* WORK ITEM
Scan the listing below and copy each line holding the word "gave".

========================

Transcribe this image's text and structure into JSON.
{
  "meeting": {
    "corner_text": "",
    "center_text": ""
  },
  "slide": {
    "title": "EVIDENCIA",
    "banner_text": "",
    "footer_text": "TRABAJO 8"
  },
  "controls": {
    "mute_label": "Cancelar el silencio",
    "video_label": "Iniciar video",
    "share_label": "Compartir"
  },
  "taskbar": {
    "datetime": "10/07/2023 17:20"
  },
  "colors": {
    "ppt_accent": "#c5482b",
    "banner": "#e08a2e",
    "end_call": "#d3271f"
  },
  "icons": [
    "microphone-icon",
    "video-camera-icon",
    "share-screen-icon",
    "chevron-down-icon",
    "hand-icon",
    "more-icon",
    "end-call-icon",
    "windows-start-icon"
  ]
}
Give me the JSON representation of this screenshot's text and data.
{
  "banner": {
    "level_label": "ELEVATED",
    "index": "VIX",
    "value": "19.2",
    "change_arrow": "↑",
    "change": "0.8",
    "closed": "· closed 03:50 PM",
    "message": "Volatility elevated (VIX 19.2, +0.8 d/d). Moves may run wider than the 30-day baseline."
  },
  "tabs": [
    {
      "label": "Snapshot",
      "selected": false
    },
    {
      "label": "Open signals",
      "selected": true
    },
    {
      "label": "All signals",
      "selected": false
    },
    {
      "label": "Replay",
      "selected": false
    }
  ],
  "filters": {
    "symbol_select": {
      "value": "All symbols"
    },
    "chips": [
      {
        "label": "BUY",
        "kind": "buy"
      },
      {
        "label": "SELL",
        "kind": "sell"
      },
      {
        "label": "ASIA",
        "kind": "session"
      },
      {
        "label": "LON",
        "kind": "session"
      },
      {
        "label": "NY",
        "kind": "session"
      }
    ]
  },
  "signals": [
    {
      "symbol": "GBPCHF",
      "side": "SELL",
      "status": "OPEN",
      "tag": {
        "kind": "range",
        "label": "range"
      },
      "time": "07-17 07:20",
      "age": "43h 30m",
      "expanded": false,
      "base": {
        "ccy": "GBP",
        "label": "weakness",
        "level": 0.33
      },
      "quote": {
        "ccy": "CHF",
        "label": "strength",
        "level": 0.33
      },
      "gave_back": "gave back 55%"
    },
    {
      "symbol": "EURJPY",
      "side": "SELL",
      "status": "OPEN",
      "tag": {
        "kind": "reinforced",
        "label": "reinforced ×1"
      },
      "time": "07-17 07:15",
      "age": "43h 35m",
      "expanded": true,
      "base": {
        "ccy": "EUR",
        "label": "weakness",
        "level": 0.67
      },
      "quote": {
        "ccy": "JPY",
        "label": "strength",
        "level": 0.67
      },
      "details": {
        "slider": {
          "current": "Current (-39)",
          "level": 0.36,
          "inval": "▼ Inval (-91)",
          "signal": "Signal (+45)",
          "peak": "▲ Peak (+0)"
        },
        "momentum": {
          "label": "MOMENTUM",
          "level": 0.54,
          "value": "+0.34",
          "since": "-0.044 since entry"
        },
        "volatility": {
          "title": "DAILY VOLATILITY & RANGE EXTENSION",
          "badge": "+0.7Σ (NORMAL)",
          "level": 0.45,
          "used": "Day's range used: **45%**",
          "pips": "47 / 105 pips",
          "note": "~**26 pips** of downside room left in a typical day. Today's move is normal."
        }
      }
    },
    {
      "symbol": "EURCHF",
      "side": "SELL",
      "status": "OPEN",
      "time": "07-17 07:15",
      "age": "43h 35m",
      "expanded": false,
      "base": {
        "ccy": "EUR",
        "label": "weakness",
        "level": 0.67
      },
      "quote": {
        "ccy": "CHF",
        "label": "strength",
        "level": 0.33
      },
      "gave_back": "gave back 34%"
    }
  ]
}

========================

* EXPECTED OUTPUT
      "gave_back": "gave back 55%"
      "gave_back": "gave back 34%"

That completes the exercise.